ELEC 320, Fall 1998
Prof. Rich Kozick

Laboratory 7 Discrete Fourier Transform (DFT) and Fast Fourier Transform (FFT)

The development of the FFT algorithm for computing the DFT is one of the primary reasons that digital signal processing (DSP) is so common today. This lab provides a brief introduction to the DFT and FFT. The DFT and FFT are discussed in Chapter 6 of the Kamen/Heck text.

What are the DFT and FFT?

The DFT provides the Fourier transform of sampled (discrete-time) data. Similar to the continuous-time Fourier transform that we studied in class, the DFT describes the frequency content of discrete-time signals. The FFT is a fast way to compute the DFT: the FFT and DFT produce identical results, but the FFT requires less computation. Further details about the DFT and FFT will be provided during lab.

Exercises:

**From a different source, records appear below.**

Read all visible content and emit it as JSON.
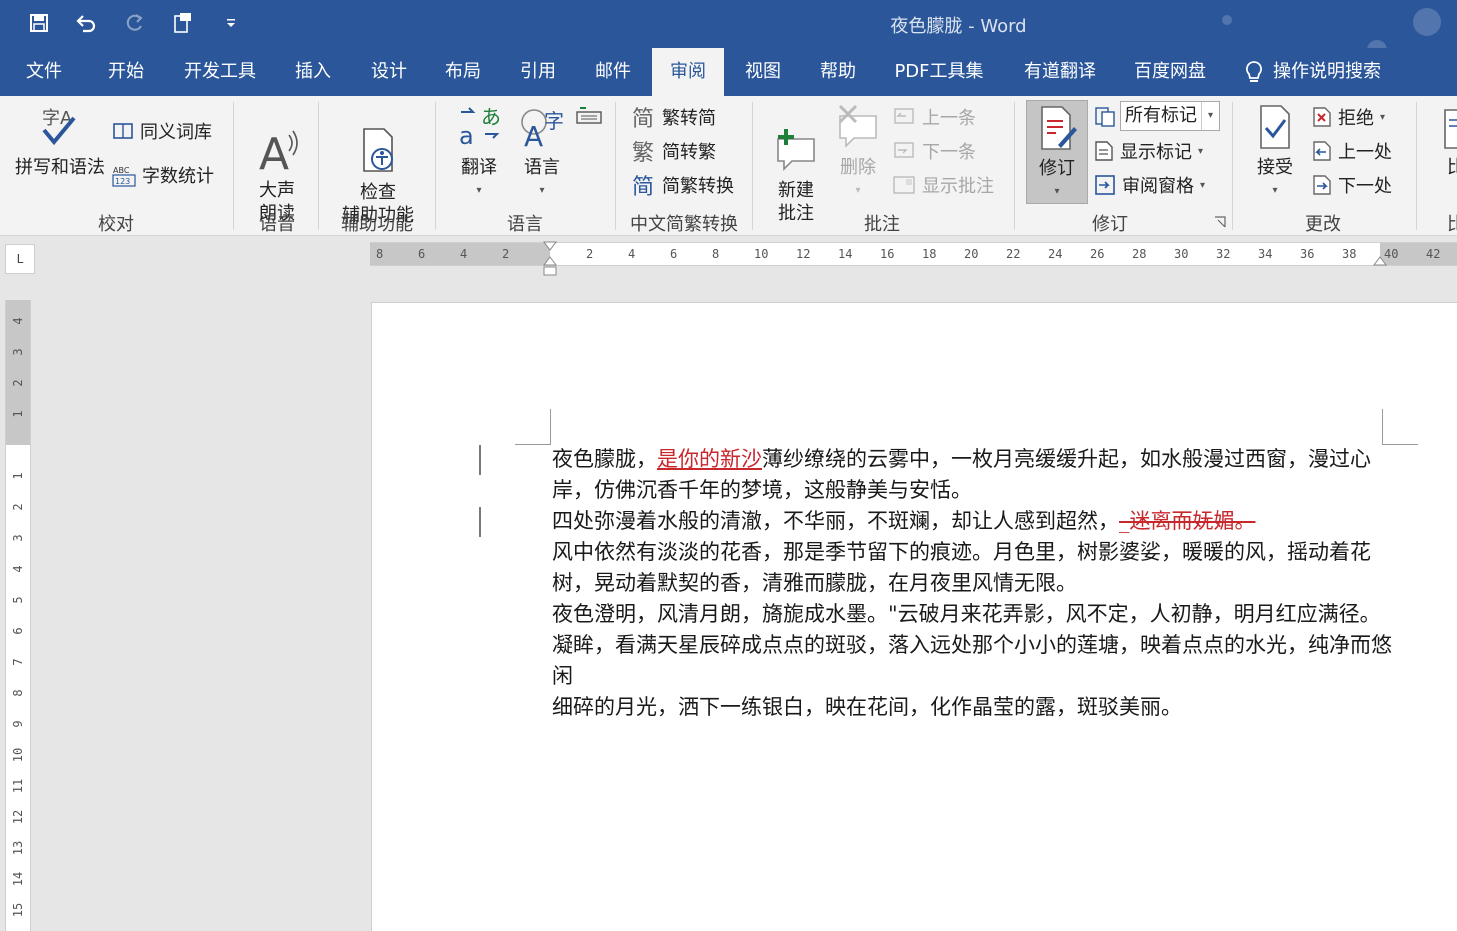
{
  "window": {
    "title": "夜色朦胧 - Word"
  },
  "tabs": [
    "文件",
    "开始",
    "开发工具",
    "插入",
    "设计",
    "布局",
    "引用",
    "邮件",
    "审阅",
    "视图",
    "帮助",
    "PDF工具集",
    "有道翻译",
    "百度网盘"
  ],
  "active_tab": "审阅",
  "tell_me": "操作说明搜索",
  "ribbon": {
    "proofing": {
      "label": "校对",
      "spelling": "拼写和语法",
      "thesaurus": "同义词库",
      "word_count": "字数统计"
    },
    "speech": {
      "label": "语音",
      "read_aloud": "大声\n朗读"
    },
    "accessibility": {
      "label": "辅助功能",
      "check": "检查\n辅助功能"
    },
    "language": {
      "label": "语言",
      "translate": "翻译",
      "language": "语言"
    },
    "chinese": {
      "label": "中文简繁转换",
      "trad_to_simp": "繁转简",
      "simp_to_trad": "简转繁",
      "convert": "简繁转换"
    },
    "comments": {
      "label": "批注",
      "new": "新建\n批注",
      "delete": "删除",
      "prev": "上一条",
      "next": "下一条",
      "show": "显示批注"
    },
    "tracking": {
      "label": "修订",
      "track": "修订",
      "markup_select": "所有标记",
      "show_markup": "显示标记",
      "review_pane": "审阅窗格"
    },
    "changes": {
      "label": "更改",
      "accept": "接受",
      "reject": "拒绝",
      "prev": "上一处",
      "next": "下一处"
    },
    "compare": {
      "label": "比",
      "btn": "比"
    }
  },
  "ruler": {
    "h_ticks": [
      "8",
      "6",
      "4",
      "2",
      "",
      "2",
      "4",
      "6",
      "8",
      "10",
      "12",
      "14",
      "16",
      "18",
      "20",
      "22",
      "24",
      "26",
      "28",
      "30",
      "32",
      "34",
      "36",
      "38",
      "40",
      "42"
    ],
    "v_ticks": [
      "4",
      "3",
      "2",
      "1",
      "",
      "1",
      "2",
      "3",
      "4",
      "5",
      "6",
      "7",
      "8",
      "9",
      "10",
      "11",
      "12",
      "13",
      "14",
      "15"
    ]
  },
  "document": {
    "p1_a": "夜色朦胧，",
    "p1_ins": "是你的新沙",
    "p1_b": "薄纱缭绕的云雾中，一枚月亮缓缓升起，如水般漫过西窗，漫过心岸，仿佛沉香千年的梦境，这般静美与安恬。",
    "p2_a": "四处弥漫着水般的清澈，不华丽，不斑斓，却让人感到超然，",
    "p2_del": "_迷离而妩媚。",
    "p3": "风中依然有淡淡的花香，那是季节留下的痕迹。月色里，树影婆娑，暖暖的风，摇动着花树，晃动着默契的香，清雅而朦胧，在月夜里风情无限。",
    "p4": "夜色澄明，风清月朗，旖旎成水墨。\"云破月来花弄影，风不定，人初静，明月红应满径。",
    "p5": "凝眸，看满天星辰碎成点点的斑驳，落入远处那个小小的莲塘，映着点点的水光，纯净而悠闲",
    "p6": "细碎的月光，洒下一练银白，映在花间，化作晶莹的露，斑驳美丽。"
  },
  "colors": {
    "brand": "#2b579a",
    "revision": "#c8272c"
  }
}
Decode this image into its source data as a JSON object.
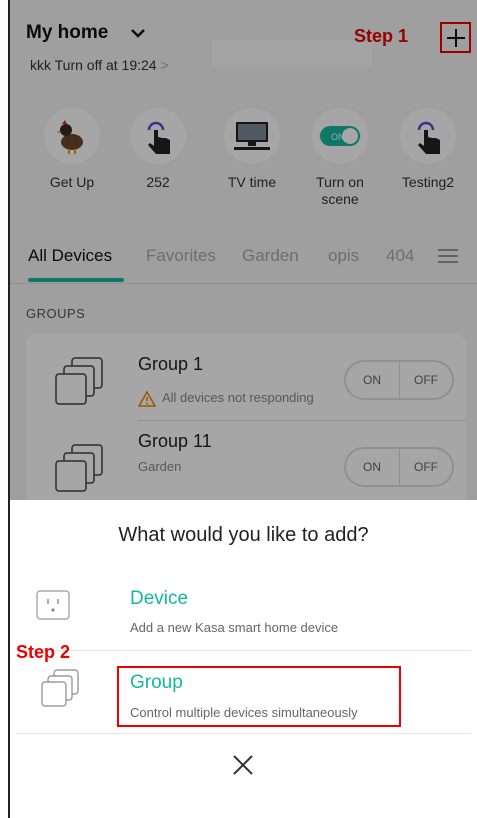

1. Please download the sound file hw1data.au to your directory from the Web page for this lab assignment. Read the file into Matlab, listen to it, and take the FFT with the commands:

sound(x)
X = fft(x);

The sampling rate for this signal is 8192 samples per second. You can plot the FFT magnitude versus Hertz with the MATLAB commands given below. Make sure that you understand what these commands are doing - you will have some homework exercises next week that will use MATLAB and the FFT.

Fs = 8192;
N = length(X);
f = (0:N-1)'/N*Fs;
plot(f, abs(X))

Which frequency (in hertz) appears to be dominant? (The imzoom command is useful to zoom-in on a figure.) Do harmonics appear to be present? Can you guess what produced this sound?

2. Some signals change their frequency content over time. An example is shown in this item, along with a tool for signal analysis called the spectrogram that is generated using the FFT.